WHAT YOU NEED TO DO: In the data below, begin at the line with "Enumerate this screenshot's" and stop after the line with "Parse this screenshot: output"; output those lines exactly and no pictures.

RECORDS FOR THIS EXERCISE:
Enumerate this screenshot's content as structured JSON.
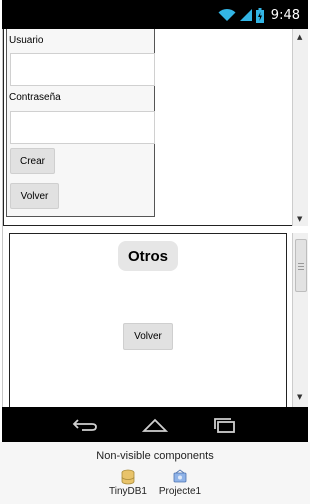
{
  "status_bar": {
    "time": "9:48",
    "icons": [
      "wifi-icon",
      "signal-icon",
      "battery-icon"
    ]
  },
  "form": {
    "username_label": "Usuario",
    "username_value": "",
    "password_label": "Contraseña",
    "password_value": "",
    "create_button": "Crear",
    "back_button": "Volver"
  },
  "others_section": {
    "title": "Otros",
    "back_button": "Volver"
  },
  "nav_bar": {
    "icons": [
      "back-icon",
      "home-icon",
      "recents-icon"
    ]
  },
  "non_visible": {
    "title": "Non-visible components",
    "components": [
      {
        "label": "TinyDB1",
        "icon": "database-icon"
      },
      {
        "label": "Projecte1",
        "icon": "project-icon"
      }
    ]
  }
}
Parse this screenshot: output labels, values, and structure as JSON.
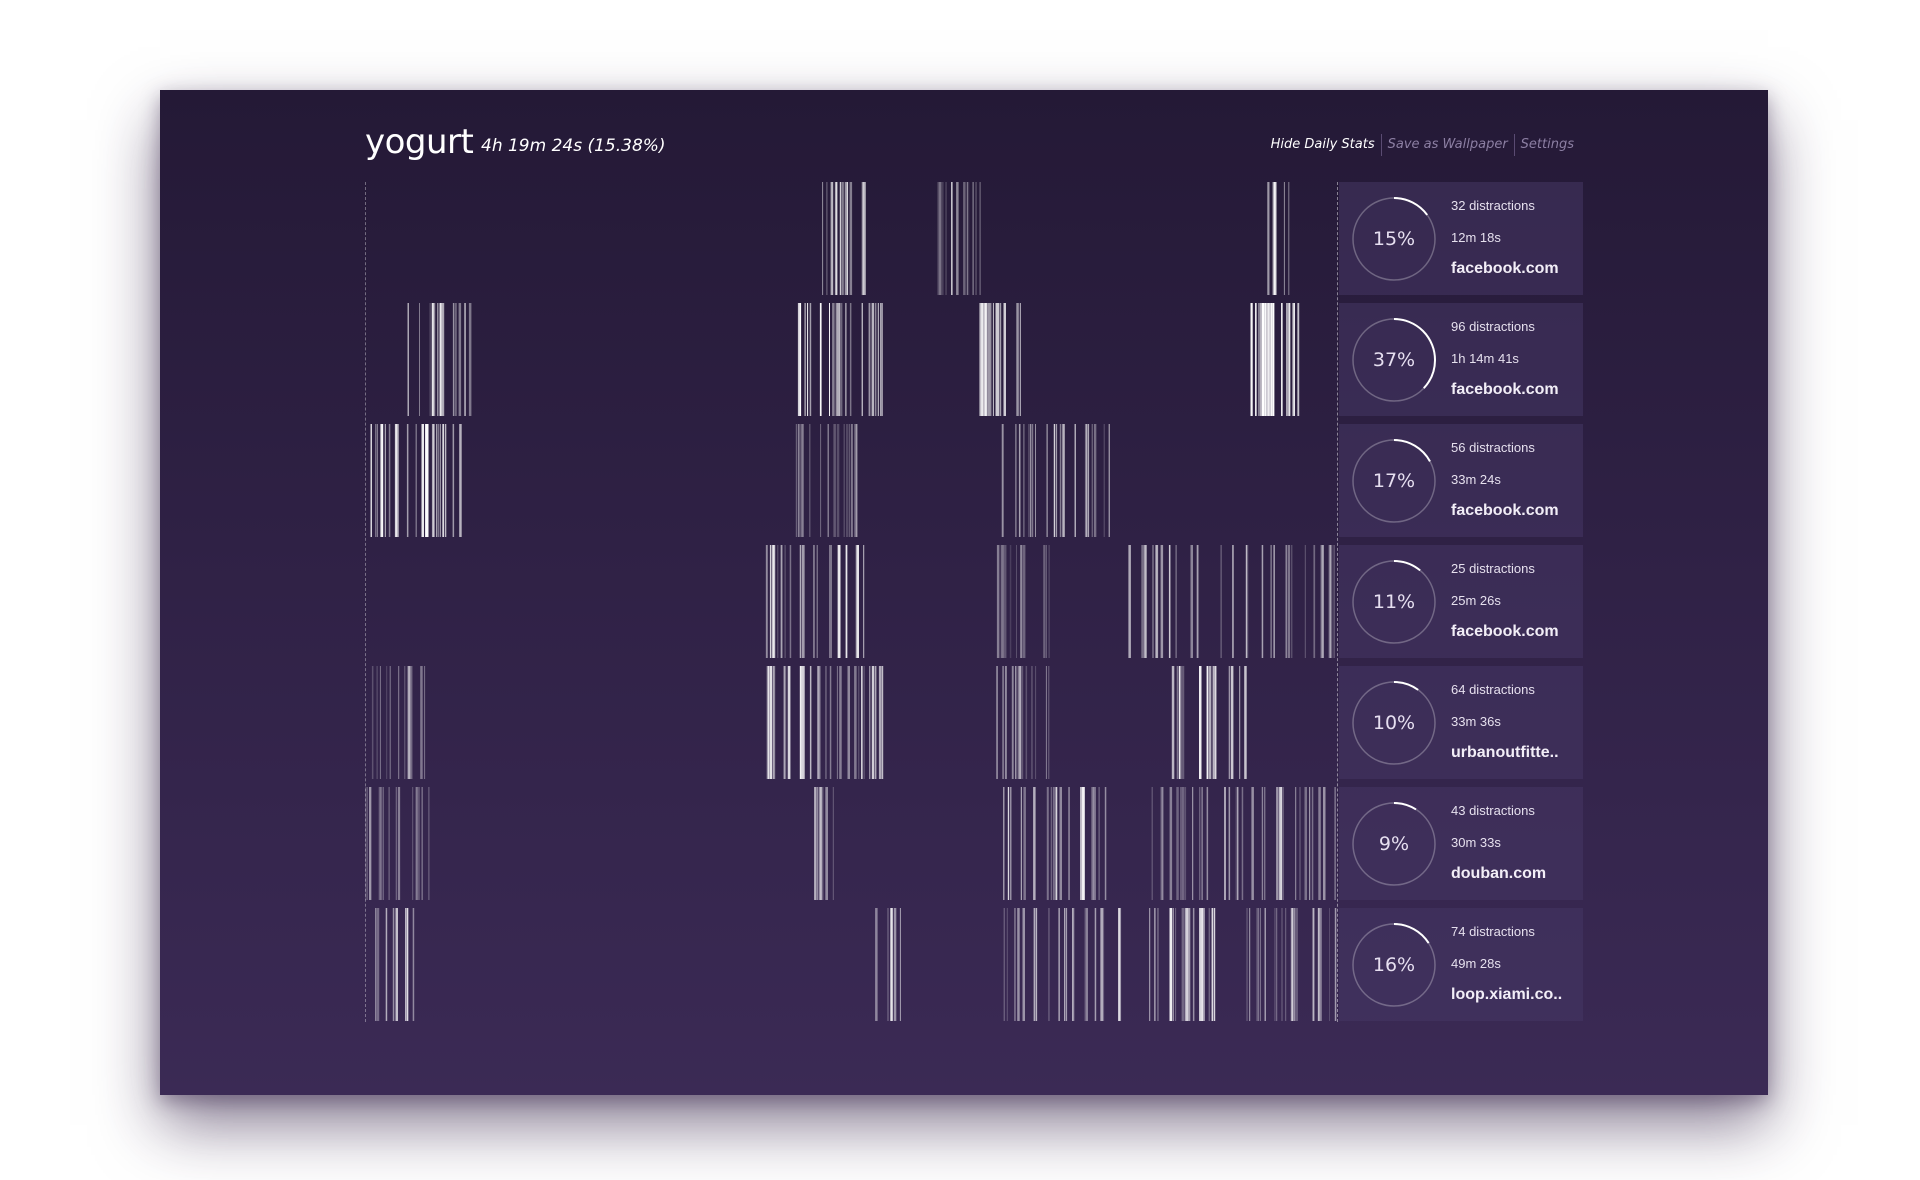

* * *

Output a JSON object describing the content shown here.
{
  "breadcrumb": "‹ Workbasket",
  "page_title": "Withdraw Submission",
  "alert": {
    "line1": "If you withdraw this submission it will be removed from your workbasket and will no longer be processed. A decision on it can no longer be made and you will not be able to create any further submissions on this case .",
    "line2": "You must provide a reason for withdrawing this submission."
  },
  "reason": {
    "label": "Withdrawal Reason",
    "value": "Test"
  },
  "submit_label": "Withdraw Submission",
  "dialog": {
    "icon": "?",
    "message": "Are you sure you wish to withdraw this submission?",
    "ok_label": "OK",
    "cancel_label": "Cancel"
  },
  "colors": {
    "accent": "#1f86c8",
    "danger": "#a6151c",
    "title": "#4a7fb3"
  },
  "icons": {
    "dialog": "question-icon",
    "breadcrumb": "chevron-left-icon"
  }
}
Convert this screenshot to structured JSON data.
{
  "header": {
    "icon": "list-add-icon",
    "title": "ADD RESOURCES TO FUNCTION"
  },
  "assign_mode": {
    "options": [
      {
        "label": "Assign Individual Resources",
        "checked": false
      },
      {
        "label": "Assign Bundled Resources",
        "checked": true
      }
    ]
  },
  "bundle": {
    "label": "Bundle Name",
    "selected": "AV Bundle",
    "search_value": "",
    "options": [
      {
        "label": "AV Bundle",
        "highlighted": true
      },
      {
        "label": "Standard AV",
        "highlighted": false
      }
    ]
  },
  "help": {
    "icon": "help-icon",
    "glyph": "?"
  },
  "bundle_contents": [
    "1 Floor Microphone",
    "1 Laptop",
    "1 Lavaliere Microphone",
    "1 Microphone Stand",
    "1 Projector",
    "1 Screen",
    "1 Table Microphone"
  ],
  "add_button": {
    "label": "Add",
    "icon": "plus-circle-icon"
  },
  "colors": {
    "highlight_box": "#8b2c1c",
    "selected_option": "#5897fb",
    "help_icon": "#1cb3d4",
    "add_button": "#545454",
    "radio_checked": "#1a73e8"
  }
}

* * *

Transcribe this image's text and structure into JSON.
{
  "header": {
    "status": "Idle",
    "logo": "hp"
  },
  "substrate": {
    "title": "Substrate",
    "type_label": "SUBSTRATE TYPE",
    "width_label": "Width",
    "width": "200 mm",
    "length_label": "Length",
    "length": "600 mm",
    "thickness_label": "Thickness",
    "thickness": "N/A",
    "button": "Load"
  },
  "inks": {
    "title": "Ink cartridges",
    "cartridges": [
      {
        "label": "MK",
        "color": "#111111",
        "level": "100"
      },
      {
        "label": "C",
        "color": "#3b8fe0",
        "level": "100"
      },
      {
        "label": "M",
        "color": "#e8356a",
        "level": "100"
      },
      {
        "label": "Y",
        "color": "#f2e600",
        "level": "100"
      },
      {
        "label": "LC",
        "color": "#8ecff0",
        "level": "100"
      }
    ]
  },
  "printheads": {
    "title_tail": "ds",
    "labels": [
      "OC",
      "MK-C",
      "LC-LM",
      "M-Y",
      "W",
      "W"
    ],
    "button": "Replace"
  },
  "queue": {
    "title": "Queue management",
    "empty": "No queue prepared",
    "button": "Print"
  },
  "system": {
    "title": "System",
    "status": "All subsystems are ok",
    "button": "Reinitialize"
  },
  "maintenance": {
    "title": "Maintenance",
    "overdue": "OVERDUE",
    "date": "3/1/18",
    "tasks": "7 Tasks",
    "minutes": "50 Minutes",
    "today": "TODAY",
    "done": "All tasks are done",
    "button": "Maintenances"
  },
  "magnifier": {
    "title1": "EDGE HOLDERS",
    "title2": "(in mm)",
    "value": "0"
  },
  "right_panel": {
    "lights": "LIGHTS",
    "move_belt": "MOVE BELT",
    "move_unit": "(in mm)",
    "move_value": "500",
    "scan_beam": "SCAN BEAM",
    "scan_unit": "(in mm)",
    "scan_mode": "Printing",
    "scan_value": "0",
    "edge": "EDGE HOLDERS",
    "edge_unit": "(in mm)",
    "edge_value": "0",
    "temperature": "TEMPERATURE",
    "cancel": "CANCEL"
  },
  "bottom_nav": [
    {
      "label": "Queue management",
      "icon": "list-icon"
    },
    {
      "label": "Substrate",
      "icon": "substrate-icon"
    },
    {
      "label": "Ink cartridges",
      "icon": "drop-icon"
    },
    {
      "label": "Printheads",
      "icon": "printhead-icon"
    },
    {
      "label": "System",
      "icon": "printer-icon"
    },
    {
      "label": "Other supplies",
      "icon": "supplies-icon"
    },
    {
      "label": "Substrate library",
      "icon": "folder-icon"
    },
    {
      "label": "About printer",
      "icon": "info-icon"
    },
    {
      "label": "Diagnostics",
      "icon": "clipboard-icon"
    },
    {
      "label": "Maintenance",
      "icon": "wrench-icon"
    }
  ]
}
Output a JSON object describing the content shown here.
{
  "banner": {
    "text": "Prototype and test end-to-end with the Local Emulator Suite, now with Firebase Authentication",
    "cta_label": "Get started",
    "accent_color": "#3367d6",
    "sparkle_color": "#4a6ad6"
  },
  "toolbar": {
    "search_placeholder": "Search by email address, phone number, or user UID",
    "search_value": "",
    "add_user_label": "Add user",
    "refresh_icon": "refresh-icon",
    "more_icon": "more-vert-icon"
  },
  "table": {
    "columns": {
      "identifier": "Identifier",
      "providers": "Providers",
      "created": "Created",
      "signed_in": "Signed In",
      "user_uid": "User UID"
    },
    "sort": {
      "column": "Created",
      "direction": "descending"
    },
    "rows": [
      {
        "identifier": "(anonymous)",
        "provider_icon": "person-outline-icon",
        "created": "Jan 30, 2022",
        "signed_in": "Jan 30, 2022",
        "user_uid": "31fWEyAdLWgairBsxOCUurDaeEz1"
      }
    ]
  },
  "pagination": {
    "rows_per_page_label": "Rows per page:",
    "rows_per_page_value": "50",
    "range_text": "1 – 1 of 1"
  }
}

ANSWER TO THE EXERCISE:
Enumerate this screenshot's content as structured JSON.
{
  "status_bar": {
    "time": "9:48",
    "icons": [
      "wifi-icon",
      "signal-icon",
      "battery-icon"
    ]
  },
  "form": {
    "username_label": "Usuario",
    "username_value": "",
    "password_label": "Contraseña",
    "password_value": "",
    "create_button": "Crear",
    "back_button": "Volver"
  },
  "others_section": {
    "title": "Otros",
    "back_button": "Volver"
  },
  "nav_bar": {
    "icons": [
      "back-icon",
      "home-icon",
      "recents-icon"
    ]
  },
  "non_visible": {
    "title": "Non-visible components",
    "components": [
      {
        "label": "TinyDB1",
        "icon": "database-icon"
      },
      {
        "label": "Projecte1",
        "icon": "project-icon"
      }
    ]
  }
}
Parse this screenshot: output labels, values, and structure as JSON.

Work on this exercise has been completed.